biologists Samuel Wasser (left) and Benezeth Mutayoba remove
a piece of elephant tusk for DNA extraction. Photo
by Wendy Schackwitz.
Despite a long-standing
international ban on ivory trade, African elephants continue to
be killed in large numbers for their prized tusks. But a team headed
by UW biologist Sam Wasser has devised a new means of determining
the geographic origin of ivory, which could prove a potent tool
in slowing elephant poaching and the illegal ivory trade.
It is relatively easy to monitor elephant populations with flights
over the open savannas of eastern, central, and southern Africa,
but much harder to do the same in the dense forests of central and
western Africa. Those forests are where elephants are currently
being slaughtered wholesale, says Wasser, who holds the UW’s
endowed chair of conservation biology and is director of the Center
for Conservation Biology.
“My colleagues working in the forests are saying, ‘There
are no elephants left here,’” he says. “That’s
the problem—in the forest you don’t notice the change
in population until it’s so dramatic that it’s almost
too late to do anything about it.”
The African elephant population plummeted by 60 percent—from
1.3 million to just 500,000—between 1979 and 1987, largely
because of ivory poachers. An international agreement banning ivory
trade was enacted in 1989, but still three of the largest ivory
seizures have occurred since 2002.
In June 2002, authorities in Singapore seized a shipment of about
6.5 metric tons of ivory bound for the Far East. The shipment included
532 whole tusks, many more than six feet long, and 41,000 small
carved ivory cylinders about the size of hanko stamps, used for
document signatures. The cylinders alone were worth more than $6
The new methods developed
by Wasser’s team are being used to show generally where such
ivory came from, alerting authorities to specific areas where added
enforcement is needed to curb poaching.
Wasser and his colleagues extracted DNA from elephant droppings
and skin biopsy samples collected from numerous locations in 16
African nations. They used that information to build a DNA-based
reference map to assign tusk origin. They noted genetic differences
in populations from one location to another, and used a statistical
method to extrapolate genetic signatures to fill in gaps between
Matthew Stephens, UW associate professor of statistics, developed
a model allowing the researchers to build genetic profiles for elephant
populations from which they do not have genetic samples. The model
is weighted toward genetic information obtained from populations
nearest those for which information is unavailable.
The method allows a DNA sample to be assigned to a fairly specific
location, with a relatively high confidence that the assignment

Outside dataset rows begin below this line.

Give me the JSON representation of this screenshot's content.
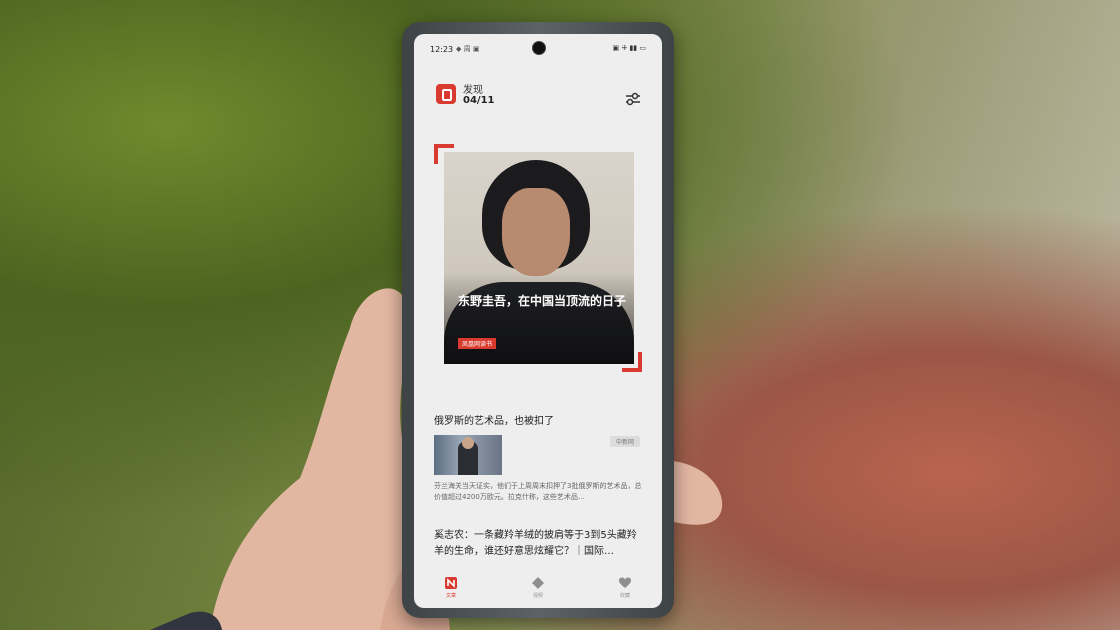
{
  "status_bar": {
    "time": "12:23",
    "left_icons": "◆ 周 ▣",
    "right_icons": "▣ ⁜ ▮▮ ▭"
  },
  "header": {
    "title": "发现",
    "count": "04/11"
  },
  "hero": {
    "title": "东野圭吾，在中国当顶流的日子",
    "badge": "凤凰网读书"
  },
  "articles": [
    {
      "title": "俄罗斯的艺术品，也被扣了",
      "tag": "中新网",
      "snippet": "芬兰海关当天证实，他们于上周周末扣押了3批俄罗斯的艺术品，总价值超过4200万欧元。拉克什称，这些艺术品…"
    },
    {
      "title": "奚志农：一条藏羚羊绒的披肩等于3到5头藏羚羊的生命，谁还好意思炫耀它？｜国际…"
    }
  ],
  "nav": [
    {
      "label": "文章",
      "icon": "n-logo-icon",
      "active": true
    },
    {
      "label": "视频",
      "icon": "diamond-icon",
      "active": false
    },
    {
      "label": "收藏",
      "icon": "heart-icon",
      "active": false
    }
  ],
  "colors": {
    "accent": "#d93a2f",
    "screen_bg": "#eeeeef"
  }
}
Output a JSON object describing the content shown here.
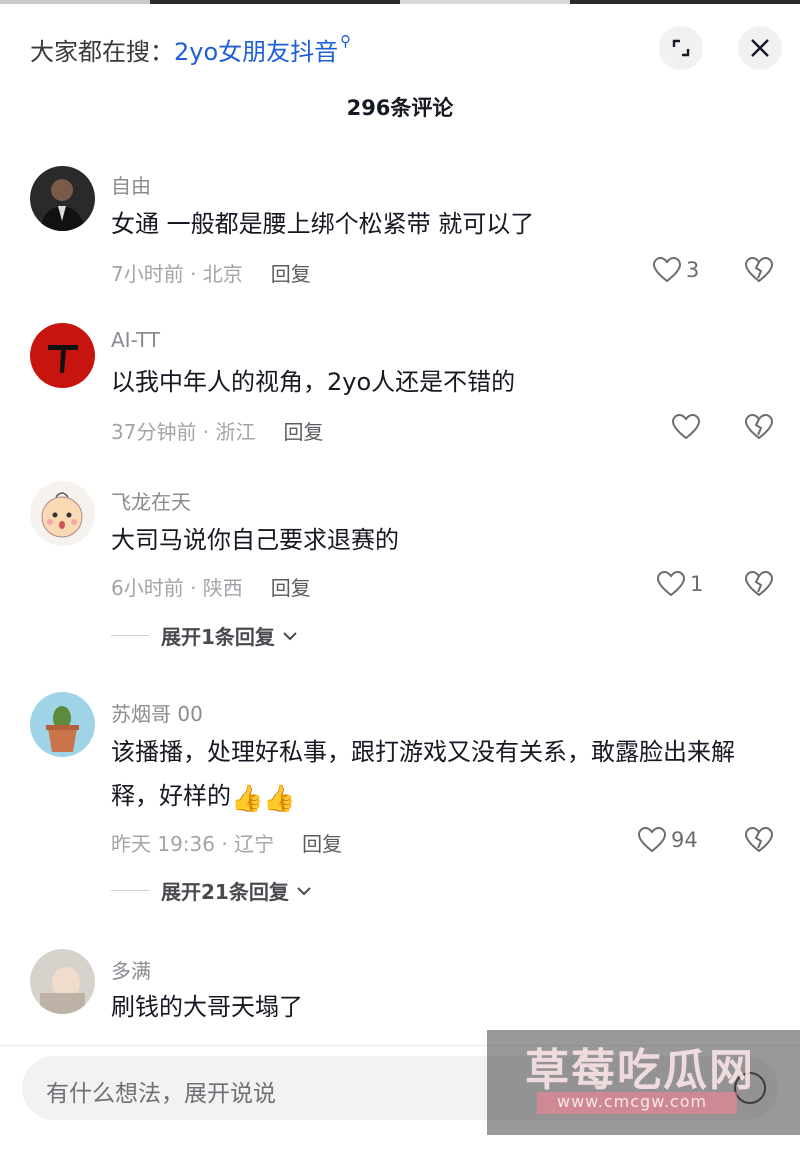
{
  "header": {
    "search_prefix": "大家都在搜：",
    "search_keyword": "2yo女朋友抖音"
  },
  "comment_count": "296条评论",
  "comments": [
    {
      "user": "自由",
      "text": "女通 一般都是腰上绑个松紧带 就可以了",
      "meta": "7小时前 · 北京",
      "reply": "回复",
      "likes": "3"
    },
    {
      "user": "AI-TT",
      "text": "以我中年人的视角，2yo人还是不错的",
      "meta": "37分钟前 · 浙江",
      "reply": "回复",
      "likes": ""
    },
    {
      "user": "飞龙在天",
      "text": "大司马说你自己要求退赛的",
      "meta": "6小时前 · 陕西",
      "reply": "回复",
      "likes": "1",
      "expand": "展开1条回复"
    },
    {
      "user": "苏烟哥 00",
      "text": "该播播，处理好私事，跟打游戏又没有关系，敢露脸出来解释，好样的",
      "meta": "昨天 19:36 · 辽宁",
      "reply": "回复",
      "likes": "94",
      "expand": "展开21条回复"
    },
    {
      "user": "多满",
      "text": "刷钱的大哥天塌了"
    }
  ],
  "input": {
    "placeholder": "有什么想法，展开说说"
  },
  "watermark": {
    "text": "草莓吃瓜网",
    "url": "www.cmcgw.com"
  },
  "colors": {
    "keyword": "#1d5fd6",
    "text": "#161823",
    "meta": "#a3a4a9"
  }
}
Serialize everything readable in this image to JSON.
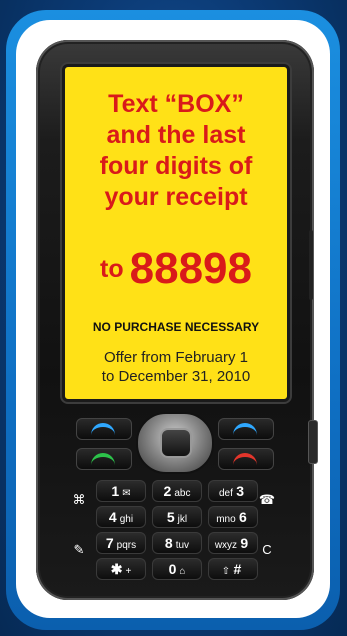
{
  "headline": [
    "Text “BOX”",
    "and the last",
    "four digits of",
    "your receipt"
  ],
  "code": {
    "prefix": "to",
    "number": "88898"
  },
  "disclaimer": "NO PURCHASE NECESSARY",
  "offer": [
    "Offer from February 1",
    "to December 31, 2010"
  ],
  "colors": {
    "accent": "#d91a1a",
    "screen": "#ffe117",
    "frame": "#1b8fe0"
  },
  "keypad": {
    "rows": [
      [
        {
          "num": "1",
          "letters": "✉"
        },
        {
          "num": "2",
          "letters": "abc"
        },
        {
          "num": "3",
          "letters": "def"
        }
      ],
      [
        {
          "num": "4",
          "letters": "ghi"
        },
        {
          "num": "5",
          "letters": "jkl"
        },
        {
          "num": "6",
          "letters": "mno"
        }
      ],
      [
        {
          "num": "7",
          "letters": "pqrs"
        },
        {
          "num": "8",
          "letters": "tuv"
        },
        {
          "num": "9",
          "letters": "wxyz"
        }
      ],
      [
        {
          "num": "✱",
          "letters": "+"
        },
        {
          "num": "0",
          "letters": "⌂"
        },
        {
          "num": "#",
          "letters": "⇧"
        }
      ]
    ],
    "left_icons": [
      "⌘",
      "✎"
    ],
    "right_icons": [
      "☎",
      "C"
    ]
  }
}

is correct. The study indicated that 50 percent of the samples tested
were accurately located within 300 miles and 80 percent were accurate
to within less than 600 miles. Accuracy was much greater among forest
populations, which are more clearly defined because of terrain.
The new method allows for speedy determination of where a particular
ivory sample came from, Wasser explains. That is important because
mounting pressure to lift the 1989 ivory trade ban enacted under
the Convention on International Trade in Endangered Species. But
many experts believe any legalization of ivory trade will only increase
poaching. The new sampling method can help determine quickly whether
that is true in time for exemptions to be altered before elephant
populations suffer catastrophic damage.
Two years ago, five African nations sought, and three received,
an exemption from the ban so that they could conduct one-time ivory
sales. Now numerous other countries are considering seeking exemptions,
and some hope to obtain permanent exemptions.
“Once the door is cracked open, they try to force it open
all the way,” says Wasser, who notes that a number of countries
have kept ivory stockpiles since the 1989 ban. The small central-African
nation of Burundi has a stockpile of 80 tons despite the fact that
it had only one elephant at the time of the ban. Some observers
believe ivory has been sold from that stockpile and replenished
from poached ivory. “This method could detect such restocking
in the future,” Wasser says.
The research was supported by the U.S. Fish and Wildlife Service,
the Gordon and Betty Moore Foundation, the Bosack Kruger Charitable
Trust, the National
Institutes of Health, the International Elephant Foundation and
the Woodland Park Zoo in Seattle. The entire ivory seizure investigation
is being funded by the International Fund for Animal Welfare.
[Winter-Spring 2005 - Table of Contents]